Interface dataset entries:
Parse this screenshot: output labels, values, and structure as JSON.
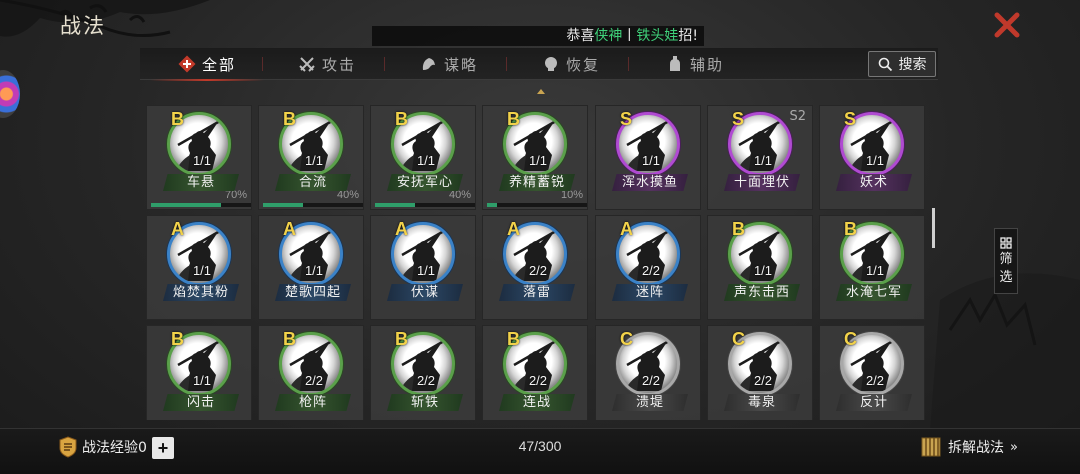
{
  "title": "战法",
  "announcement": {
    "prefix": "恭喜",
    "name1": "侠神",
    "sep": "丨",
    "name2": "铁头娃",
    "suffix": "招!"
  },
  "tabs": [
    {
      "label": "全部",
      "icon": "all-icon",
      "active": true
    },
    {
      "label": "攻击",
      "icon": "crossed-swords-icon",
      "active": false
    },
    {
      "label": "谋略",
      "icon": "strategy-icon",
      "active": false
    },
    {
      "label": "恢复",
      "icon": "recover-icon",
      "active": false
    },
    {
      "label": "辅助",
      "icon": "assist-icon",
      "active": false
    }
  ],
  "search_label": "搜索",
  "filter_label": [
    "筛",
    "选"
  ],
  "colors": {
    "grade_B": "#5aa04a",
    "grade_S": "#b04ad2",
    "grade_A": "#3a82c8",
    "grade_C": "#a8a8a8",
    "grade_letter": "#f2d24a",
    "progress": "#2f9e6a"
  },
  "cards": [
    {
      "grade": "B",
      "count": "1/1",
      "name": "车悬",
      "progress_text": "70%",
      "progress": 0.7
    },
    {
      "grade": "B",
      "count": "1/1",
      "name": "合流",
      "progress_text": "40%",
      "progress": 0.4
    },
    {
      "grade": "B",
      "count": "1/1",
      "name": "安抚军心",
      "progress_text": "40%",
      "progress": 0.4
    },
    {
      "grade": "B",
      "count": "1/1",
      "name": "养精蓄锐",
      "progress_text": "10%",
      "progress": 0.1
    },
    {
      "grade": "S",
      "count": "1/1",
      "name": "浑水摸鱼"
    },
    {
      "grade": "S",
      "count": "1/1",
      "name": "十面埋伏",
      "season": "S2"
    },
    {
      "grade": "S",
      "count": "1/1",
      "name": "妖术"
    },
    {
      "grade": "A",
      "count": "1/1",
      "name": "焰焚其粉"
    },
    {
      "grade": "A",
      "count": "1/1",
      "name": "楚歌四起"
    },
    {
      "grade": "A",
      "count": "1/1",
      "name": "伏谋"
    },
    {
      "grade": "A",
      "count": "2/2",
      "name": "落雷"
    },
    {
      "grade": "A",
      "count": "2/2",
      "name": "迷阵"
    },
    {
      "grade": "B",
      "count": "1/1",
      "name": "声东击西"
    },
    {
      "grade": "B",
      "count": "1/1",
      "name": "水淹七军"
    },
    {
      "grade": "B",
      "count": "1/1",
      "name": "闪击"
    },
    {
      "grade": "B",
      "count": "2/2",
      "name": "枪阵"
    },
    {
      "grade": "B",
      "count": "2/2",
      "name": "斩铁"
    },
    {
      "grade": "B",
      "count": "2/2",
      "name": "连战"
    },
    {
      "grade": "C",
      "count": "2/2",
      "name": "溃堤"
    },
    {
      "grade": "C",
      "count": "2/2",
      "name": "毒泉"
    },
    {
      "grade": "C",
      "count": "2/2",
      "name": "反计"
    }
  ],
  "bottom": {
    "exp_label": "战法经验0",
    "plus": "+",
    "total": "47/300",
    "decompose": "拆解战法"
  }
}
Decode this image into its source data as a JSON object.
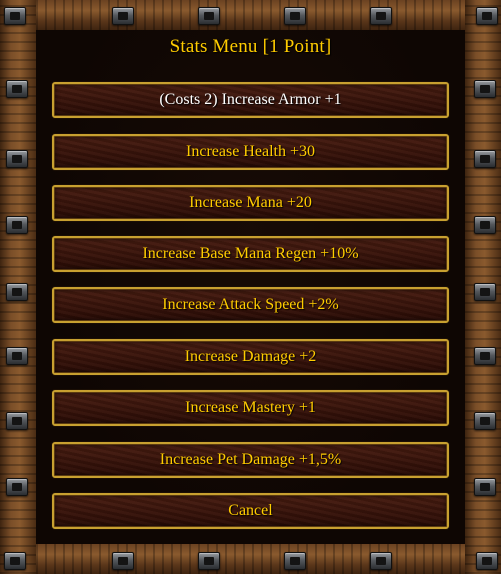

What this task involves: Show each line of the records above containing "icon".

Result of this task:
      "icon": "all-icon",
      "icon": "crossed-swords-icon",
      "icon": "strategy-icon",
      "icon": "recover-icon",
      "icon": "assist-icon",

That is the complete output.